Continued demand for housing, regardless of the stamp duty holiday, has seen a surprise rebound in annual house price growth, according to data released by Nationwide.
The society's figures revealed that, during February, annual house price growth saw a rise to 6.9% from 6.4% in January - with house prices up 0.3% month-on-month, more than erasing the small decline seen in January. Nationwide say that the average price of a home now stands at £231,061 - the highest on record.
Robert Gardner, Nationwide's Chief Economist, explains this morning's data: “February saw the annual rate of house price growth rebound to 6.9%, from 6.4% in January. House prices rose by 0.7% month-on-month, after taking account of seasonal effects, more than reversing the 0.2% monthly decline recorded in January.
“This increase is a surprise. It seemed more likely that annual price growth would soften further ahead of the end of the stamp duty holiday, which prompted many people considering a house move to bring forward their purchase.
“While the stamp duty holiday is not due to expire until the end of March, activity and price growth would be expected to weaken well before that, given that the purchase process typically takes several months (note that our house price index is based on data at the mortgage approval stage).
“It may be that the stamp duty holiday is still providing some forward momentum, especially given the paucity of properties on the market at present. Shifts in housing preferences may also be providing a more significant boost to demand, despite the uncertain economic outlook.
“Many peoples’ housing needs have changed as a direct result of the pandemic, with many opting to move to less densely populated locations or property types, despite the sharp economic slowdown and the uncertain outlook.
“As a result, the outlook for the housing market is unusually uncertain. There is scope for shifting housing preferences to continue to boost activity, especially if there is further policy support in the Budget. Nevertheless, if labour market conditions weaken as most analysts expect, it is likely that the housing market will slow in the months ahead.”
Anna Clare Harper, chief executive of asset manager SPI Capital, says: "The temporary stamp duty reduction has been a major driver of house price growth with 6.9% year-on-year growth up from 6.4% in January.
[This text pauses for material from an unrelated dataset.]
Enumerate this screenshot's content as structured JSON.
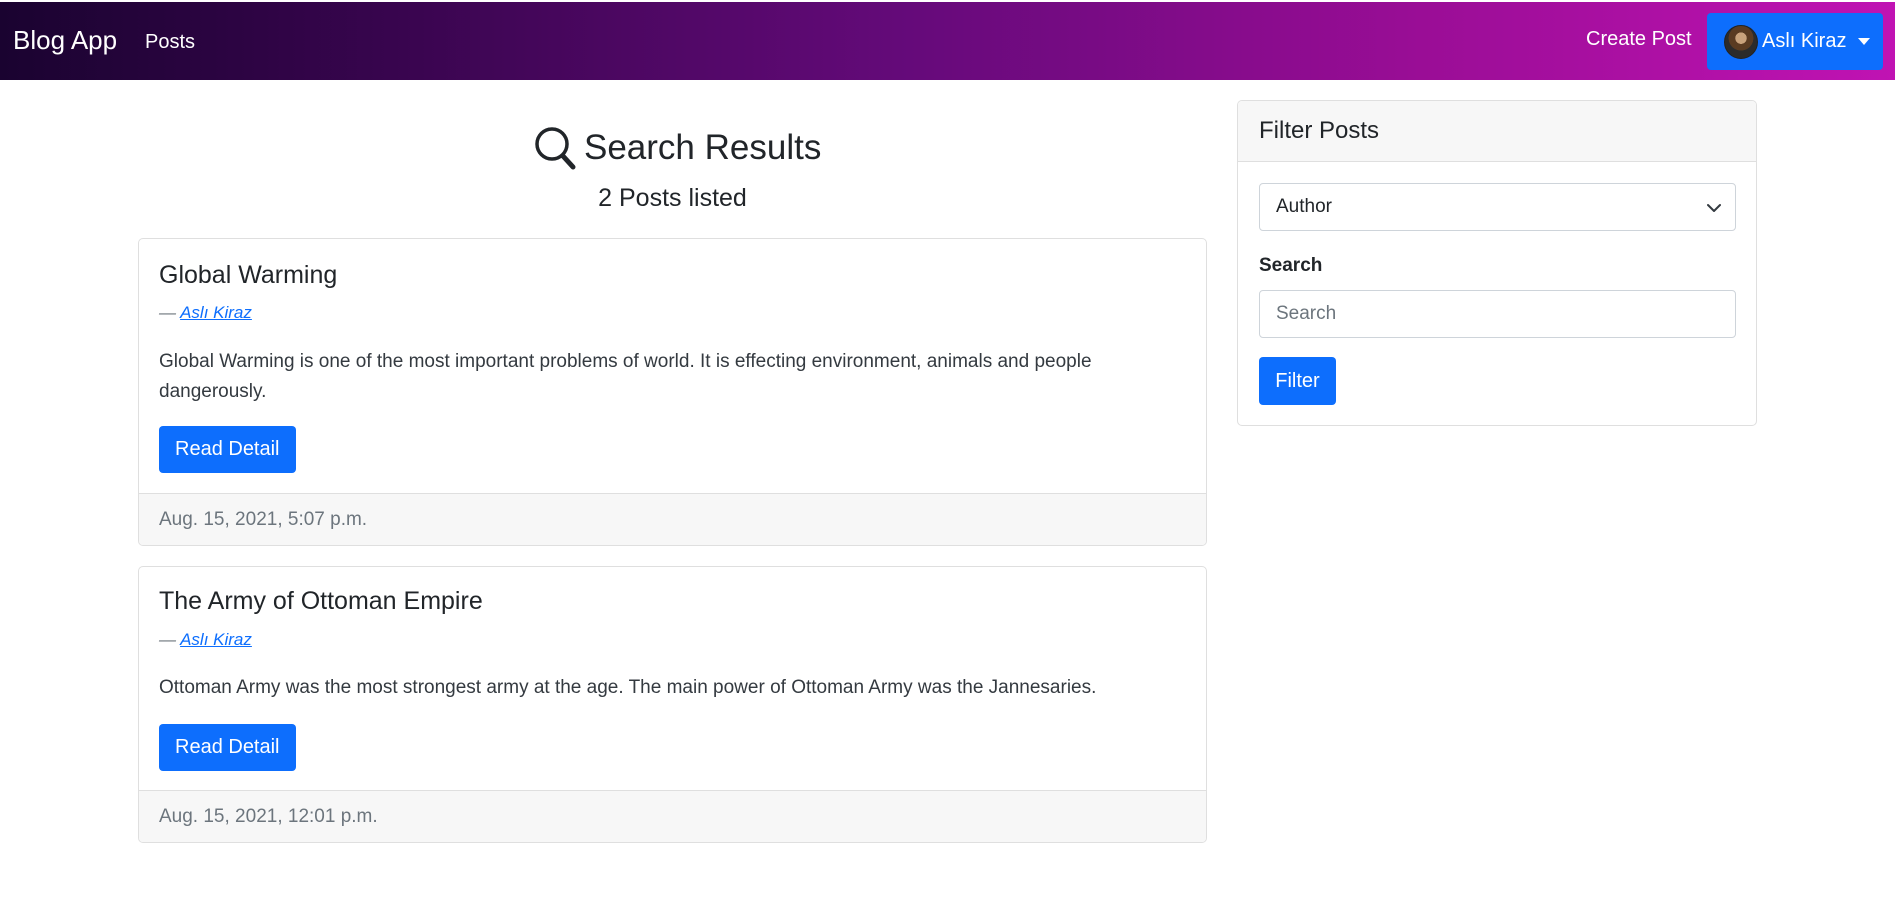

This is likely this reflects transactions being ‘pushed through’ before the originally proposed end to the reduction at the end of March.
"Stamp duty has a more than proportionate impact on transactions because affordability is heavily influenced by mortgage lending. Investors and homebuyers can borrow against the property price, but they cannot use finance to fund transaction costs.
"Reduced stamp duty is not the only driver of house price growth since the strictest lockdown conditions were removed in 2020. We also have cheap debt as a result of very low-interest rates, which gives buyers a ‘discount’; the release of pent-up supply and demand and desire to improve surroundings amongst existing homeowners. There is also the ‘flight to safety’ since in times of uncertainty, people want to put their money in a stable asset with low volatility. These trends are likely to hold up throughout 2021.
"Looking to the future, lower transaction taxes remove a barrier for homebuyers and investors. So, the proposed and popular extension to the temporary stamp duty reduction is likely to boost the housing market in terms of transactions and pricing. This is positive news for the housing market, as house price growth both reflects and boosts confidence.
"Ultimately, housing has never felt so important as when we’re in lockdown: we all need a roof over our heads and supply of new homes is limited. The easier it is to buy and sell existing properties, for investors and homebuyers, the better.”